Lost in space: Returning astronauts struggle to regain bone density, study finds | Space
Astronauts lose decades of bone mass in space that many don’t regain even after a year back on Earth, researchers have found, warning it could be a “big concern” for future missions to Mars.
Previous research has shown that astronauts lose between 1% and 2% of their bone density for each month spent in space, as the absence of gravity relieves their legs when it comes to standing and walking. .
To find out how astronauts recover once their feet are on the ground, a new study scanned the wrists and ankles of 17 astronauts before, during and after a stay on the International Space Station (ISS).
The bone density lost by astronauts is equivalent to what they would lose in decades if they were back on Earth, said study co-author Dr Steven Boyd, from Canada’s University of Calgary and director of the McCaig Institute for Bone and Joint Health.
The researchers found that the tibia density of nine of the astronauts had not fully recovered after a year on Earth – and they were still around a decade short of bone mass.

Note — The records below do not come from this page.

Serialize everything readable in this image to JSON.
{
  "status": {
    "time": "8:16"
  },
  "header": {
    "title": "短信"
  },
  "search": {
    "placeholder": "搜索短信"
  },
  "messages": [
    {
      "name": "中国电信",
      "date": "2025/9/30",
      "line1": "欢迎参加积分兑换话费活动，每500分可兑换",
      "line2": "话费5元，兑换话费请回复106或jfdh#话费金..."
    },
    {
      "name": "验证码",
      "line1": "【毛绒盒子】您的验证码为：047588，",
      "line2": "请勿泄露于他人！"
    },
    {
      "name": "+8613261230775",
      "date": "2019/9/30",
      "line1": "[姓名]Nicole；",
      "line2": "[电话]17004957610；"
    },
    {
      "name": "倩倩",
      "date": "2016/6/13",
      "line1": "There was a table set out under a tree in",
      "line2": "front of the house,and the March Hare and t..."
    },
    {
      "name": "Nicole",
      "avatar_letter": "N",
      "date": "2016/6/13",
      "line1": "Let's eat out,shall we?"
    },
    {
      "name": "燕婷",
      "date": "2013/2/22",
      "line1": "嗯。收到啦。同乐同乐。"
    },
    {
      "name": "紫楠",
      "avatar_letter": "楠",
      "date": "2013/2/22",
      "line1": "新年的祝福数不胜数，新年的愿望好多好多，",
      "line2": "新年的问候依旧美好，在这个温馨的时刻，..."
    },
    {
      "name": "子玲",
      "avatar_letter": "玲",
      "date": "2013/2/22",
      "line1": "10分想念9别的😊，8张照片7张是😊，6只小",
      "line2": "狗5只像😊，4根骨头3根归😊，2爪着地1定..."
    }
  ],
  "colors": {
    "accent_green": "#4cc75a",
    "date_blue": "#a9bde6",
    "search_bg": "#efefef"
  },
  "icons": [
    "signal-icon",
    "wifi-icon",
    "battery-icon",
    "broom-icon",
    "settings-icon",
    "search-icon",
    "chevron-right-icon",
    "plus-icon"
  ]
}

The astronauts who flew the longest missions, which lasted four to seven months on the ISS, were the slowest to recover. “The more time you spend in space, the more bones you lose,” Boyd said.
Boyd said it was a “great concern” for future planned missions to Mars, which could see astronauts spend years in space.
“Will it continue to get worse over time or not? We don’t know,” he said.
“It’s possible that we reach a stable state after a while, or it’s possible that we continue to lose bone. But I can’t imagine we would keep losing it until there’s nothing left.
A 2020 modeling study predicted that during a three-year spaceflight to Mars, 33% of astronauts would be at risk for osteoporosis.
Boyd said some answers may come from research currently being conducted on astronauts who have spent at least a year aboard the ISS.
Guillemette Gauquelin-Koch, head of medical research at the French space agency CNES, said the weightlessness experienced in space is “the most drastic physical inactivity there is”.
“Even with two hours of exercise a day, it’s like being bedridden for the other 22 hours,” said the doctor, who was not part of the study. “It will not be easy for the crew to set foot on Martian soil when they arrive, it is very disabling.”
The new study, which was published in Scientific Reports, also showed how spaceflight changes the structure of the bones themselves.
Boyd said if you thought of the bones in a body like the Eiffel Tower, it would be as if some of the connecting metal rods that hold the structure together were lost. “And when we go back to Earth, we thicken up what’s left, but we don’t actually create new stems,” he said.
Some exercises are better at retaining bone mass than others, according to the study. The deadlift was found to be significantly more effective than running or cycling, he said, suggesting heavier lower-body exercises in the future.
But the astronauts — who were mostly fit and in their 40s — didn’t tend to notice the drastic bone loss, Boyd said, pointing out that Earth’s equivalent, osteoporosis, is known as ” silent disease”.
Canadian astronaut Robert Thirsk, who has spent the longest time in space, said his bones and muscles take the longest to recover after spaceflight.
“But a day after landing, I felt comfortable again as an earthling,” he said in a statement accompanying the search.